Courtney Callender Playground at West 130th – 131st Streets and Fifth Avenue

This playground honors Courtney Callender (1937-1983), New York City’s first African American Deputy Commissioner of Cultural Affairs and the first African American official in Parks under Commissioner Thomas Hoving and Executive Director Henry J. Stern. He established the Community Relations division, which initiated the policy of including the neighborhoods in park decisions.

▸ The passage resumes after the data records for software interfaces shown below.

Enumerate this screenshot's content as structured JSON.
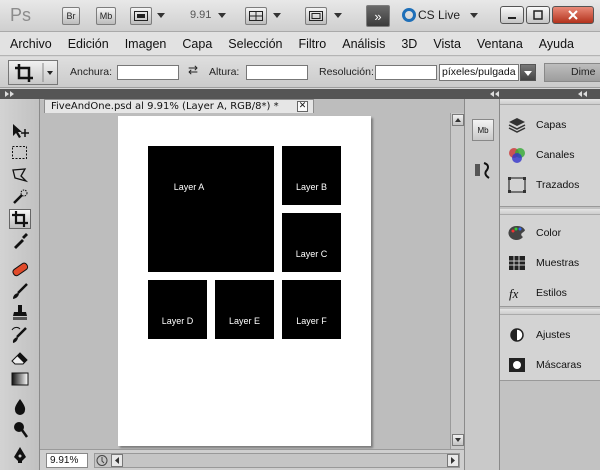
{
  "titlebar": {
    "app_logo": "Ps",
    "bridge_label": "Br",
    "minibridge_label": "Mb",
    "zoom_value": "9.91",
    "cslive_label": "CS Live"
  },
  "menu": [
    "Archivo",
    "Edición",
    "Imagen",
    "Capa",
    "Selección",
    "Filtro",
    "Análisis",
    "3D",
    "Vista",
    "Ventana",
    "Ayuda"
  ],
  "options": {
    "width_label": "Anchura:",
    "width_value": "",
    "height_label": "Altura:",
    "height_value": "",
    "resolution_label": "Resolución:",
    "resolution_value": "",
    "units_value": "píxeles/pulgada",
    "dime_label": "Dime"
  },
  "document": {
    "tab_title": "FiveAndOne.psd al 9.91% (Layer A, RGB/8*) *",
    "close_glyph": "✕",
    "layers": [
      {
        "name": "Layer A"
      },
      {
        "name": "Layer B"
      },
      {
        "name": "Layer C"
      },
      {
        "name": "Layer D"
      },
      {
        "name": "Layer E"
      },
      {
        "name": "Layer F"
      }
    ]
  },
  "status": {
    "zoom": "9.91%"
  },
  "panels": {
    "group1": [
      {
        "label": "Capas",
        "icon": "layers-icon"
      },
      {
        "label": "Canales",
        "icon": "channels-icon"
      },
      {
        "label": "Trazados",
        "icon": "paths-icon"
      }
    ],
    "group2": [
      {
        "label": "Color",
        "icon": "color-icon"
      },
      {
        "label": "Muestras",
        "icon": "swatches-icon"
      },
      {
        "label": "Estilos",
        "icon": "styles-icon"
      }
    ],
    "group3": [
      {
        "label": "Ajustes",
        "icon": "adjustments-icon"
      },
      {
        "label": "Máscaras",
        "icon": "masks-icon"
      }
    ]
  },
  "colors": {
    "accent_blue": "#1e6fb8",
    "panel_gray": "#d3d3d3",
    "canvas_gray": "#bdbdbd"
  }
}
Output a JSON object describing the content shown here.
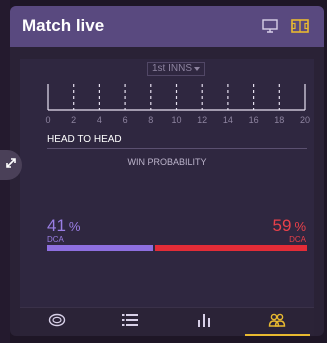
{
  "header": {
    "title": "Match live",
    "icons": [
      "monitor-icon",
      "pitch-icon"
    ]
  },
  "innings": {
    "selected": "1st INNS"
  },
  "timeline": {
    "ticks": [
      "0",
      "2",
      "4",
      "6",
      "8",
      "10",
      "12",
      "14",
      "16",
      "18",
      "20"
    ]
  },
  "head_to_head": {
    "title": "HEAD TO HEAD",
    "subtitle": "WIN PROBABILITY",
    "left": {
      "value": "41",
      "unit": "%",
      "team": "DCA",
      "fraction": 0.41,
      "color": "#8e6fe0"
    },
    "right": {
      "value": "59",
      "unit": "%",
      "team": "DCA",
      "fraction": 0.59,
      "color": "#e32c37"
    }
  },
  "tabs": [
    {
      "icon": "ball-icon"
    },
    {
      "icon": "list-icon"
    },
    {
      "icon": "bar-chart-icon"
    },
    {
      "icon": "players-icon",
      "active": true
    }
  ]
}
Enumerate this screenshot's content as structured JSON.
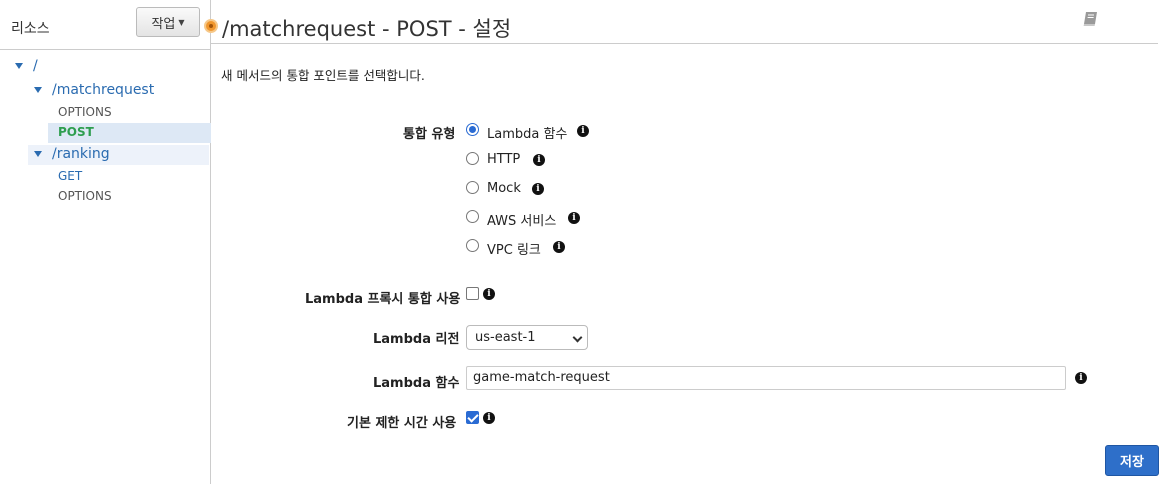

Callender served as… Continue reading

Collyer Brothers Park, West 128th Street & Fifth Avenue

Collyer Brothers Park occupies the former site of the Collyer House, occupied by the eccentric and reclusive Collyer Brothers, Homer and Langley, who made headlines in 1947 when an anonymous phone call reported a dead body at the site.  Police found the bed-ridden Homer dead of starvation and – three weeks later – Langley’s body… Continue reading

Marcus Garvey Park

Originally named Mount Morris Park, Marcus Garvey Park was renamed in 1973 after the Pan-Africanist movement founder Marcus Garvey, who was a noted early Black Nationalist.  Dominated by a vast “berg” (Dutch for hill) of schist, the park was an early lookout for first the Native Americans of the area and then Hessian soldiers during… Continue reading

Scholar’s Gate, Central Park

The southernmost entrance to Central Park on Fifth Avenue, Scholar’s Gate was created in opposition to then-prevailing trends for highly ornate and monumental entrances to parks.  Instead it is a low sandstone opening intended by park designers Calvert Vaux and Frederick Law Olmstead to represent a great civic park open to all classes. The name… Continue reading

The Sherman Monument

A major work by the American sculptor Augustus St. Gaudens, whose Farragut Memorial graces Madison Square Park more than a mile and a half to the south, the Sherman Monument commemorates the controversial Civil War general William Tecumseh Sherman, infamous for “Sherman’s March,” one of the earliest “scorched earth” campaigns of modern warfare. As depicted… Continue reading